■ DIRECTIONS
For every record, give an exact copy that has no pictures in it.

■ SOURCE DATA

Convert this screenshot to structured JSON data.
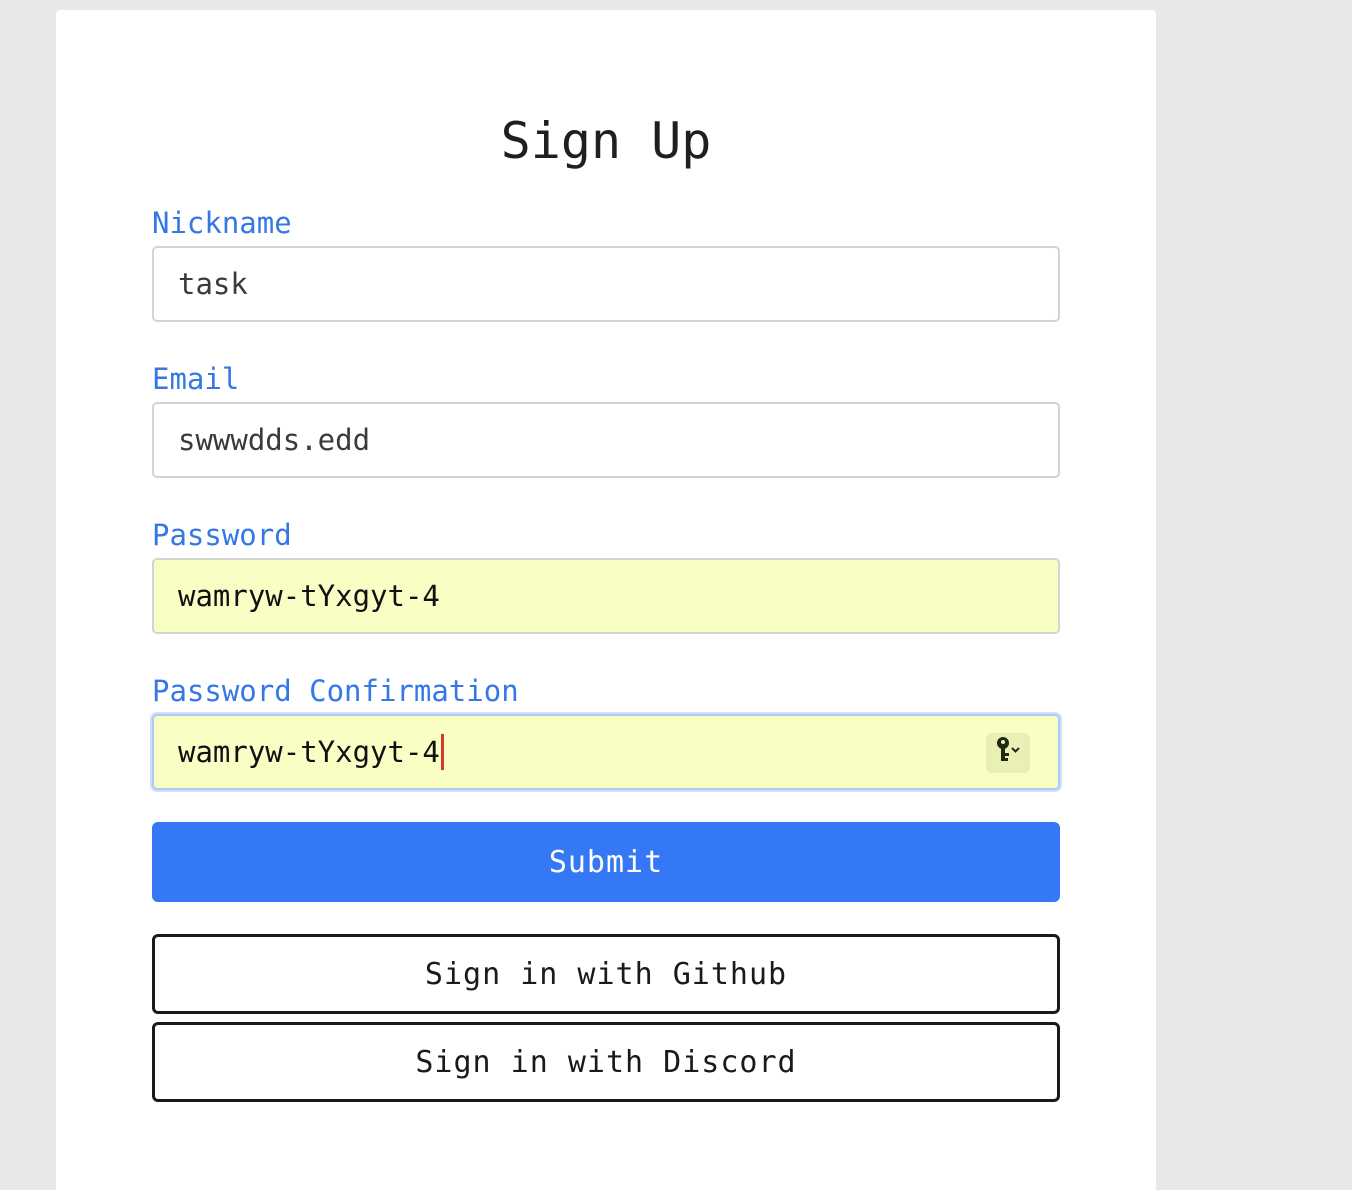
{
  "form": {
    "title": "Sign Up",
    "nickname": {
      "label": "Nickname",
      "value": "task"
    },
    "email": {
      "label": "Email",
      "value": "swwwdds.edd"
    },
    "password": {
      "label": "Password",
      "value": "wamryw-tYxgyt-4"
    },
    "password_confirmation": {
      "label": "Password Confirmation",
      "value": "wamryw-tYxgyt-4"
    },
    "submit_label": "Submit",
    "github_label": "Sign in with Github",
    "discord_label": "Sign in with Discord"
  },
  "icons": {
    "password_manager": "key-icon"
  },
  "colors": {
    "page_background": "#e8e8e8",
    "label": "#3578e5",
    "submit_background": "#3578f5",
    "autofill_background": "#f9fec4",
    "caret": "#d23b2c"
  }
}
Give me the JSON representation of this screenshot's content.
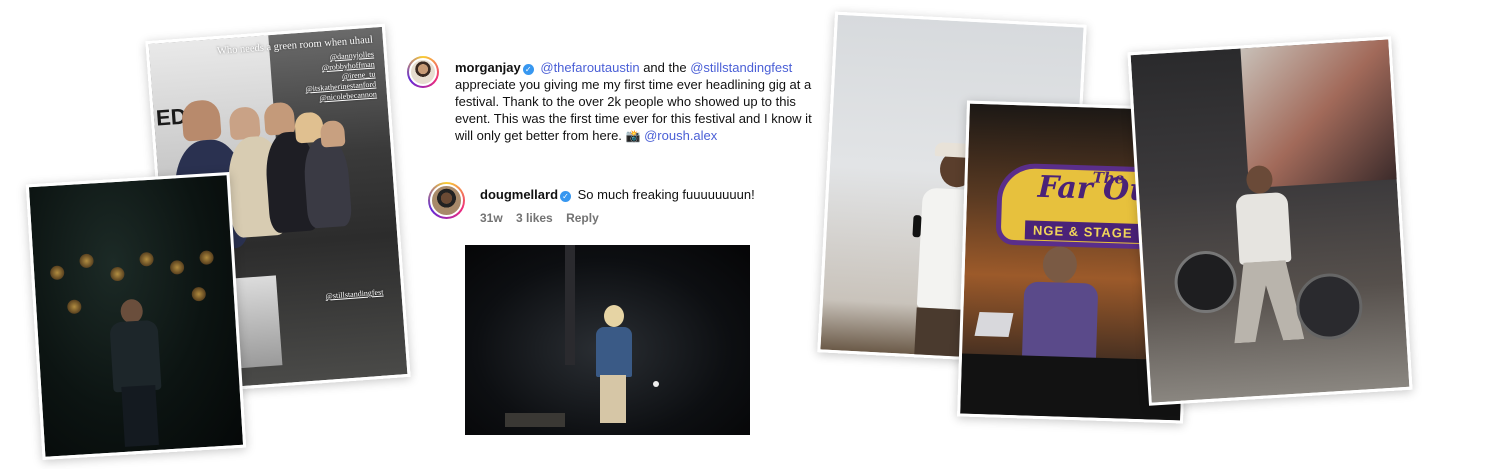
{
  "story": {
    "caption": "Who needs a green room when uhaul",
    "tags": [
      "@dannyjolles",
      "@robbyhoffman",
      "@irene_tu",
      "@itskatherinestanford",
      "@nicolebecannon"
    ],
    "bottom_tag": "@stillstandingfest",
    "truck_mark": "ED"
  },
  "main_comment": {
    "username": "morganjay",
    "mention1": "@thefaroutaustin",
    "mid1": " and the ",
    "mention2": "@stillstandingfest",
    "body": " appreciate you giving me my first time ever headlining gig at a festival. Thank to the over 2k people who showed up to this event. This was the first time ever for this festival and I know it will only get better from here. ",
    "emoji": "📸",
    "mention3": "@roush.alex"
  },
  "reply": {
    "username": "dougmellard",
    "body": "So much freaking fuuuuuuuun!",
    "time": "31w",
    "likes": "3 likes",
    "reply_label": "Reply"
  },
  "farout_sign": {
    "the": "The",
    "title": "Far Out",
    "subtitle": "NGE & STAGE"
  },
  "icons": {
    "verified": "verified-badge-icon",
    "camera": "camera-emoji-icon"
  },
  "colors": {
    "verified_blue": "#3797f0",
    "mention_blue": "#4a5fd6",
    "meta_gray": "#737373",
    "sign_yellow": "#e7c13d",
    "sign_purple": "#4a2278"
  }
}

■ TASK SOLUTION
Convert this screenshot to structured JSON data.
{
  "form": {
    "title": "Sign Up",
    "nickname": {
      "label": "Nickname",
      "value": "task"
    },
    "email": {
      "label": "Email",
      "value": "swwwdds.edd"
    },
    "password": {
      "label": "Password",
      "value": "wamryw-tYxgyt-4"
    },
    "password_confirmation": {
      "label": "Password Confirmation",
      "value": "wamryw-tYxgyt-4"
    },
    "submit_label": "Submit",
    "github_label": "Sign in with Github",
    "discord_label": "Sign in with Discord"
  },
  "icons": {
    "password_manager": "key-icon"
  },
  "colors": {
    "page_background": "#e8e8e8",
    "label": "#3578e5",
    "submit_background": "#3578f5",
    "autofill_background": "#f9fec4",
    "caret": "#d23b2c"
  }
}
Give me the JSON representation of this screenshot's content.
{
  "story": {
    "caption": "Who needs a green room when uhaul",
    "tags": [
      "@dannyjolles",
      "@robbyhoffman",
      "@irene_tu",
      "@itskatherinestanford",
      "@nicolebecannon"
    ],
    "bottom_tag": "@stillstandingfest",
    "truck_mark": "ED"
  },
  "main_comment": {
    "username": "morganjay",
    "mention1": "@thefaroutaustin",
    "mid1": " and the ",
    "mention2": "@stillstandingfest",
    "body": " appreciate you giving me my first time ever headlining gig at a festival. Thank to the over 2k people who showed up to this event. This was the first time ever for this festival and I know it will only get better from here. ",
    "emoji": "📸",
    "mention3": "@roush.alex"
  },
  "reply": {
    "username": "dougmellard",
    "body": "So much freaking fuuuuuuuun!",
    "time": "31w",
    "likes": "3 likes",
    "reply_label": "Reply"
  },
  "farout_sign": {
    "the": "The",
    "title": "Far Out",
    "subtitle": "NGE & STAGE"
  },
  "icons": {
    "verified": "verified-badge-icon",
    "camera": "camera-emoji-icon"
  },
  "colors": {
    "verified_blue": "#3797f0",
    "mention_blue": "#4a5fd6",
    "meta_gray": "#737373",
    "sign_yellow": "#e7c13d",
    "sign_purple": "#4a2278"
  }
}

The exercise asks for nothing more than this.